The Arrival of Full Motion Video
With the arrival of 32-bit game consoles, particularly the Sega Saturn and Sony PlayStation, came full motion video (FMV). This had been used on the PC as well, but in a different way. While FMV adventure games on the PC still incorporated gameplay with the video, games like Final Fantasy VII often took control out of the players’ hands for minutes at a time.
At the time, this was something I welcomed. I used to look forward to these FMV sequences as both a break from holding the controller and as a “reward” for making it through the sections of gameplay preceding it. The only problem is it didn’t stop there.
As this extended storytelling proved popular with games, we started to see it more and more. Metal Gear Solid in particular had a field day with this. While this was an action game, it took a cinematic approach to its storytelling that mastermind Hideo Kojima would only push further with later games.

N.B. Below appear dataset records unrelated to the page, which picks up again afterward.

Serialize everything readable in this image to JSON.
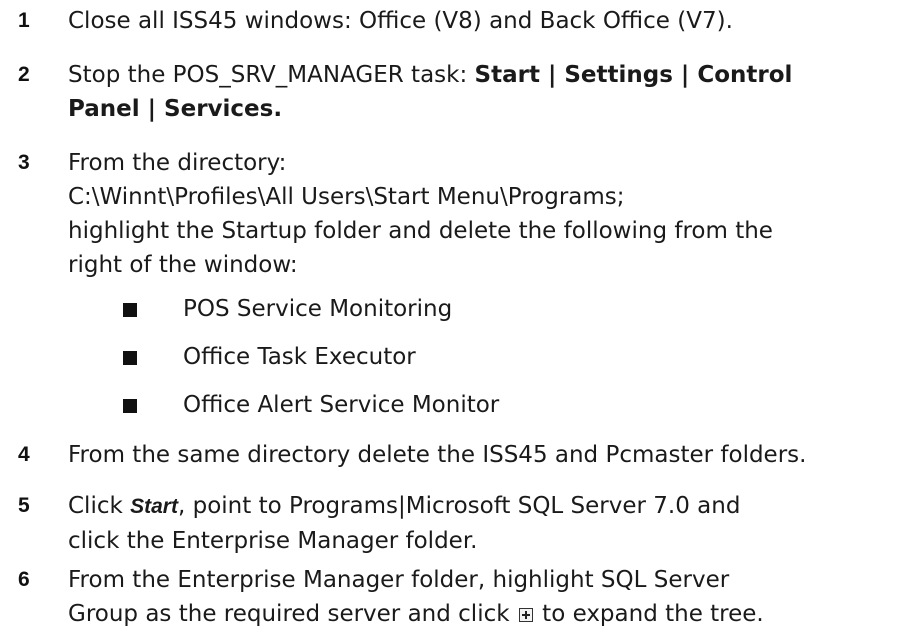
{
  "steps": [
    {
      "number": "1",
      "line1": "Close all ISS45 windows: Office (V8) and Back Office (V7)."
    },
    {
      "number": "2",
      "line1_text": "Stop the POS_SRV_MANAGER task: ",
      "line1_bold": "Start | Settings | Control",
      "line2_bold": "Panel | Services."
    },
    {
      "number": "3",
      "line1": "From the directory:",
      "line2": "C:\\Winnt\\Profiles\\All Users\\Start Menu\\Programs;",
      "line3": "highlight the Startup folder and delete the following from the",
      "line4": "right of the window:",
      "bullets": [
        "POS Service Monitoring",
        "Office Task Executor",
        "Office Alert Service Monitor"
      ]
    },
    {
      "number": "4",
      "line1": "From the same directory delete the ISS45 and Pcmaster folders."
    },
    {
      "number": "5",
      "line1_pre": "Click ",
      "line1_em": "Start",
      "line1_post": ", point to Programs|Microsoft SQL Server 7.0 and",
      "line2": "click the Enterprise Manager folder."
    },
    {
      "number": "6",
      "line1": "From the Enterprise Manager folder, highlight SQL Server",
      "line2_pre": "Group as the required server and click ",
      "line2_post": " to expand the tree."
    }
  ],
  "icons": {
    "expand": "plus-box-icon"
  }
}
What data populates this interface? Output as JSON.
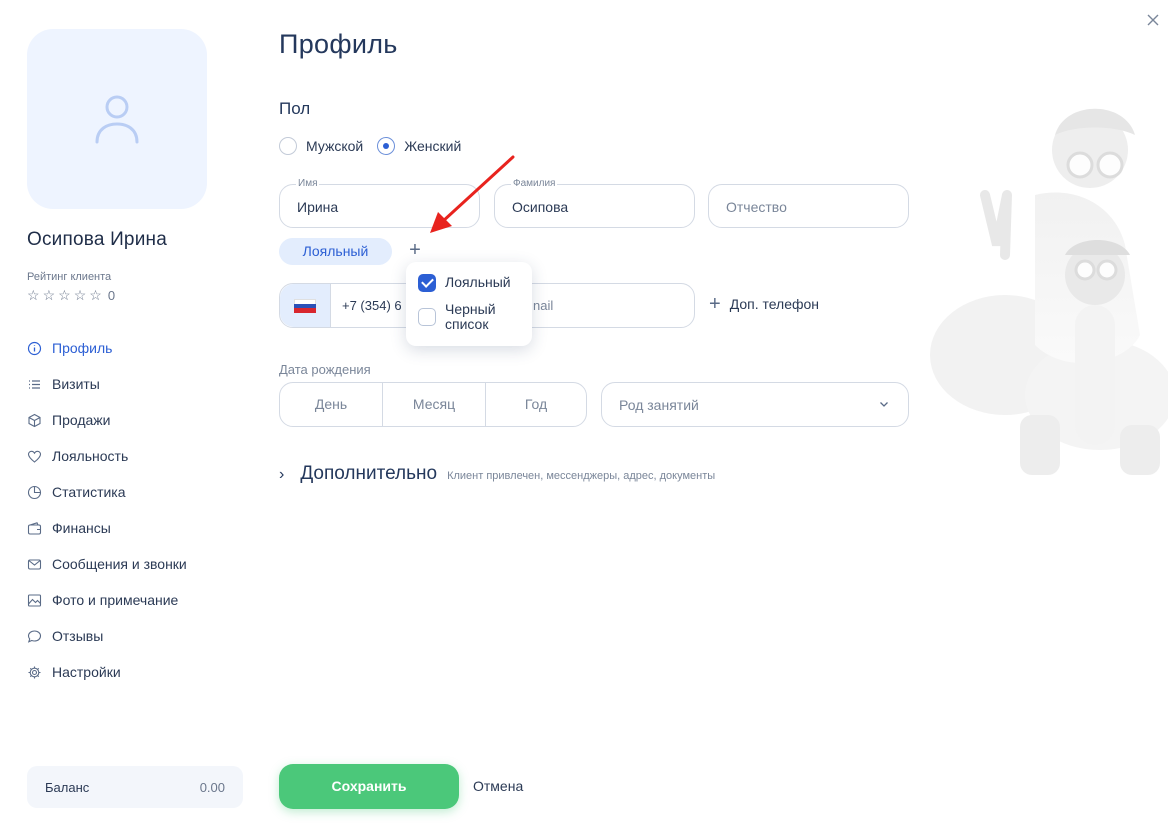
{
  "sidebar": {
    "client_name": "Осипова Ирина",
    "rating_label": "Рейтинг клиента",
    "rating_value": "0",
    "rating_stars": 0,
    "nav": [
      {
        "label": "Профиль",
        "icon": "info-circle-icon",
        "active": true
      },
      {
        "label": "Визиты",
        "icon": "list-icon",
        "active": false
      },
      {
        "label": "Продажи",
        "icon": "box-icon",
        "active": false
      },
      {
        "label": "Лояльность",
        "icon": "heart-icon",
        "active": false
      },
      {
        "label": "Статистика",
        "icon": "pie-chart-icon",
        "active": false
      },
      {
        "label": "Финансы",
        "icon": "wallet-icon",
        "active": false
      },
      {
        "label": "Сообщения и звонки",
        "icon": "mail-icon",
        "active": false
      },
      {
        "label": "Фото и примечание",
        "icon": "image-icon",
        "active": false
      },
      {
        "label": "Отзывы",
        "icon": "chat-bubble-icon",
        "active": false
      },
      {
        "label": "Настройки",
        "icon": "gear-icon",
        "active": false
      }
    ],
    "balance": {
      "label": "Баланс",
      "value": "0.00"
    }
  },
  "main": {
    "title": "Профиль",
    "gender": {
      "heading": "Пол",
      "options": [
        {
          "label": "Мужской",
          "checked": false
        },
        {
          "label": "Женский",
          "checked": true
        }
      ]
    },
    "first_name": {
      "label": "Имя",
      "value": "Ирина"
    },
    "last_name": {
      "label": "Фамилия",
      "value": "Осипова"
    },
    "middle_name": {
      "placeholder": "Отчество"
    },
    "tag": "Лояльный",
    "phone": {
      "value": "+7 (354) 6",
      "email_placeholder": "nail",
      "add_phone_label": "Доп. телефон"
    },
    "tag_dropdown": [
      {
        "label": "Лояльный",
        "checked": true
      },
      {
        "label": "Черный список",
        "checked": false
      }
    ],
    "birthdate": {
      "label": "Дата рождения",
      "day": "День",
      "month": "Месяц",
      "year": "Год"
    },
    "occupation_placeholder": "Род занятий",
    "more": {
      "title": "Дополнительно",
      "subtitle": "Клиент привлечен, мессенджеры, адрес, документы"
    },
    "save_label": "Сохранить",
    "cancel_label": "Отмена"
  },
  "colors": {
    "accent": "#2c5fd4",
    "save": "#4bc87a",
    "tag_bg": "#e3edfd",
    "arrow": "#e8231e"
  }
}
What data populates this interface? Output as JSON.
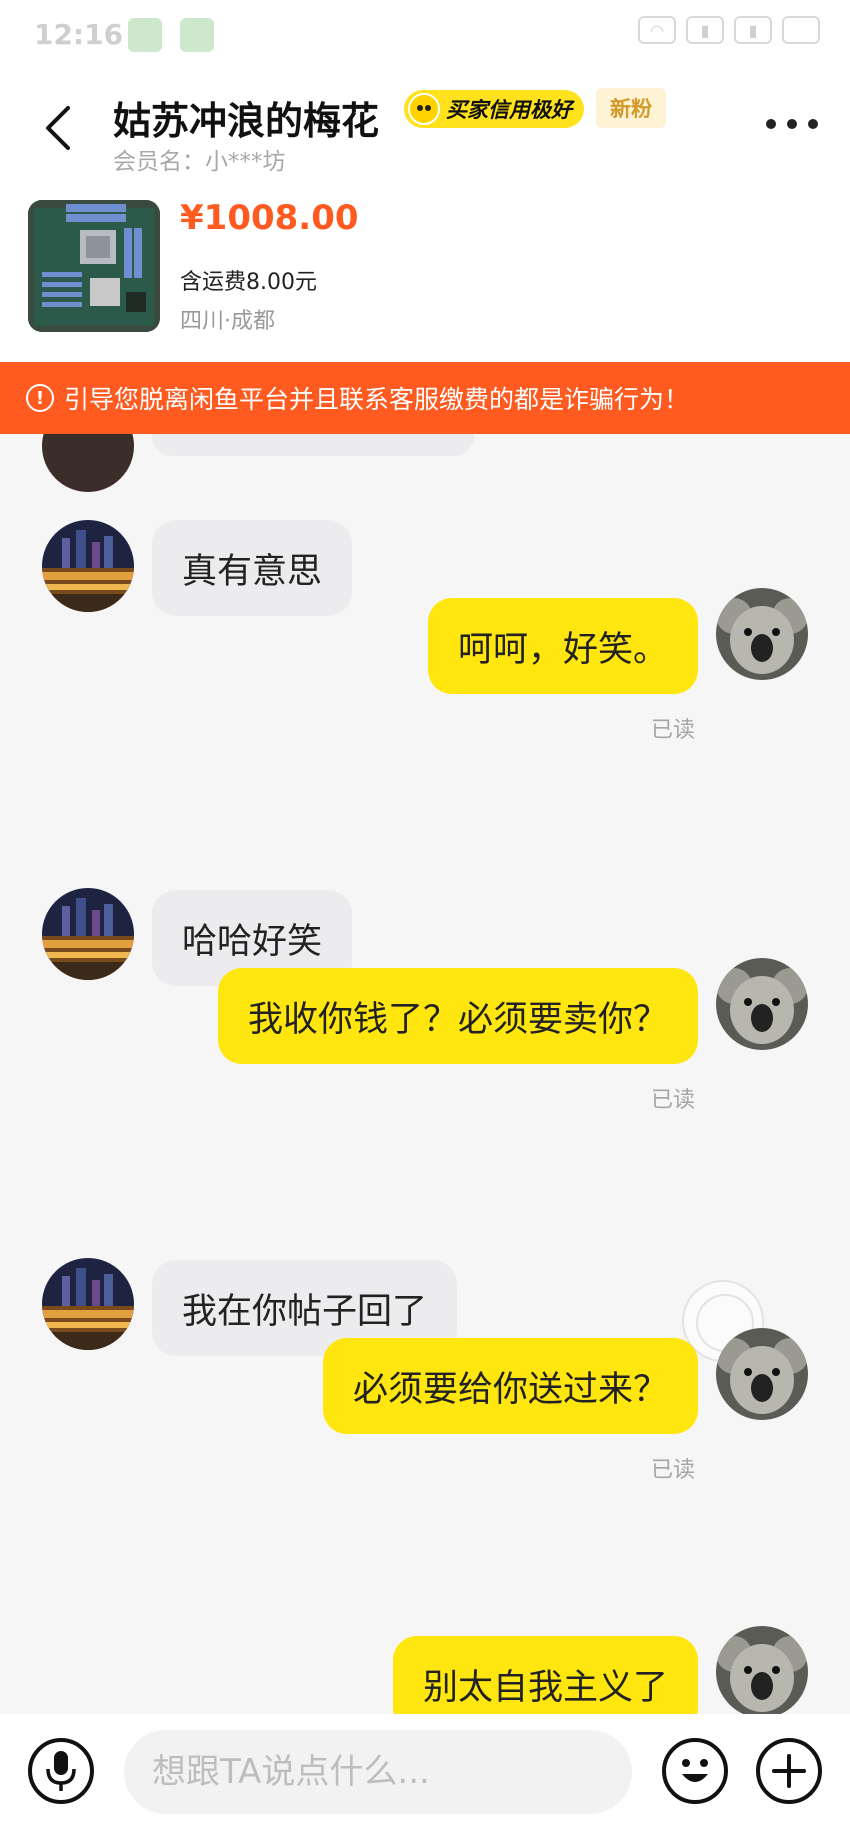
{
  "status_bar": {
    "time": "12:16"
  },
  "header": {
    "seller_name": "姑苏冲浪的梅花",
    "credit_badge": "买家信用极好",
    "new_fan_tag": "新粉",
    "member_name": "会员名：小***坊"
  },
  "product": {
    "price": "¥1008.00",
    "shipping": "含运费8.00元",
    "location": "四川·成都"
  },
  "warning": {
    "text": "引导您脱离闲鱼平台并且联系客服缴费的都是诈骗行为！"
  },
  "messages": [
    {
      "side": "in",
      "text": "真有意思"
    },
    {
      "side": "out",
      "text": "呵呵，好笑。",
      "status": "已读"
    },
    {
      "side": "in",
      "text": "哈哈好笑"
    },
    {
      "side": "out",
      "text": "我收你钱了？必须要卖你？",
      "status": "已读"
    },
    {
      "side": "in",
      "text": "我在你帖子回了"
    },
    {
      "side": "out",
      "text": "必须要给你送过来？",
      "status": "已读"
    },
    {
      "side": "out",
      "text": "别太自我主义了"
    }
  ],
  "input": {
    "placeholder": "想跟TA说点什么..."
  },
  "icons": {
    "back": "chevron-left-icon",
    "more": "more-dots-icon",
    "mic": "microphone-icon",
    "emoji": "emoji-icon",
    "plus": "plus-icon"
  },
  "colors": {
    "accent_yellow": "#ffe60f",
    "price_orange": "#ff5a1f",
    "warning_bg": "#ff5a1f",
    "incoming_bubble": "#ececef"
  }
}
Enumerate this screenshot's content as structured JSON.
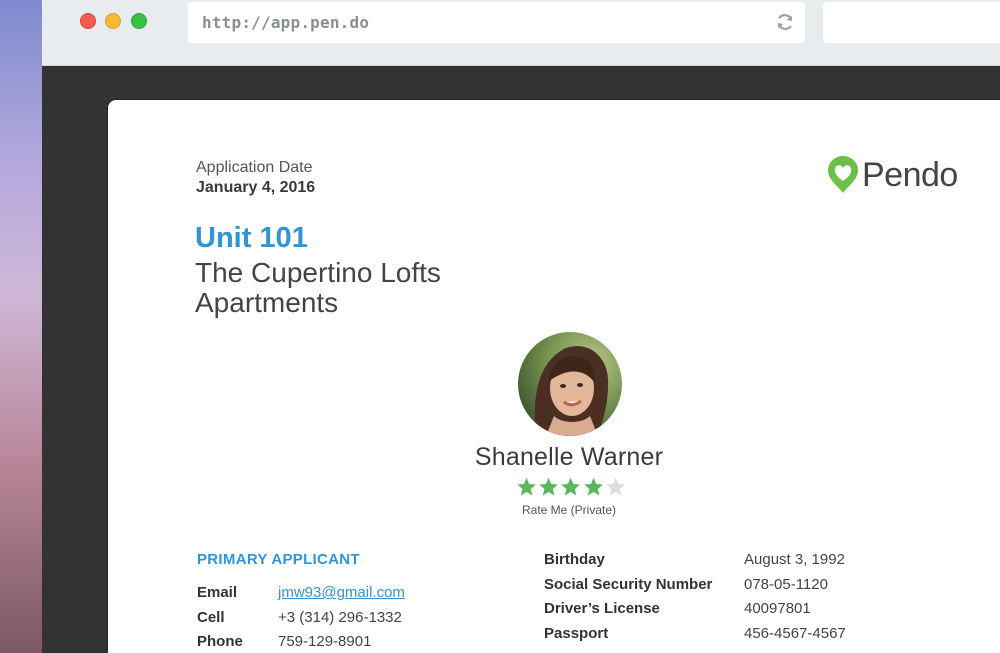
{
  "browser": {
    "url": "http://app.pen.do",
    "reload_icon": "reload-icon",
    "window_controls": [
      "close",
      "minimize",
      "maximize"
    ]
  },
  "page": {
    "application_date_label": "Application Date",
    "application_date": "January 4, 2016",
    "logo_text": "Pendo",
    "unit": "Unit 101",
    "property": "The Cupertino Lofts Apartments",
    "applicant_name": "Shanelle Warner",
    "rating": 4,
    "rating_max": 5,
    "rating_label": "Rate Me (Private)",
    "section_title": "PRIMARY APPLICANT",
    "contact": {
      "email_label": "Email",
      "email": "jmw93@gmail.com",
      "cell_label": "Cell",
      "cell": "+3 (314) 296-1332",
      "phone_label": "Phone",
      "phone": "759-129-8901"
    },
    "identity": {
      "birthday_label": "Birthday",
      "birthday": "August 3, 1992",
      "ssn_label": "Social Security Number",
      "ssn": "078-05-1120",
      "license_label": "Driver’s License",
      "license": "40097801",
      "passport_label": "Passport",
      "passport": "456-4567-4567"
    }
  },
  "colors": {
    "accent": "#2f95d8",
    "star_filled": "#5cb85c",
    "star_empty": "#dddddd",
    "logo_green": "#6cc04a"
  }
}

With the PlayStation 2 came games famous for hour-long FMV sequences. These were praised as much as they were mocked, but this type of storytelling kept rolling. The Grand Theft Auto series and other games by Rockstar saw that company combining open-world games with an increasingly movie-inspired take on story.
Keeping the “Active” in Interactive
Even now, plenty of games follow this formula: a section of gameplay followed by a few minutes of story, then back to gameplay. On the other hand, some games have managed to buck this trend.
The Uncharted series is often compared to a summer blockbuster, but many of the series most exciting moments still keep some control in your hands. When done poorly, these types of quick time events feel arbitrary, but when done right, it feels like you’re driving the action instead of simply viewing it.
In games like Fallout: New Vegas or more recently The Outer Worlds, you’re given agency not by steering the action, but by radically changing how you approach the game. Are you a hulking idiot, ready to hit anything that gives you trouble? Or are you a frail but cunning engineer better suited to talking your way out of situations?
Disco Elysium is another recent game with this approach. Even combat is handled similarly to how you’d navigate a dialog tree in another game. While older, Journey is another game worth looking at due to how it manages to tell a compelling story entirely through gameplay and without a line of dialog.
Looking to the Future
Technology has reached a point where simply showing off how realistic your characters look isn’t as impressive anymore. Instead, I’d like to see companies alter their approach to storytelling, more tightly integrating it with the gameplay rather than keeping them separate.
Will it be the next generation of a well-loved series like Grand Theft Auto that brings this type of storytelling? It’s possible, but it’s equally possible that it will be an indie studio that changes the game, literally.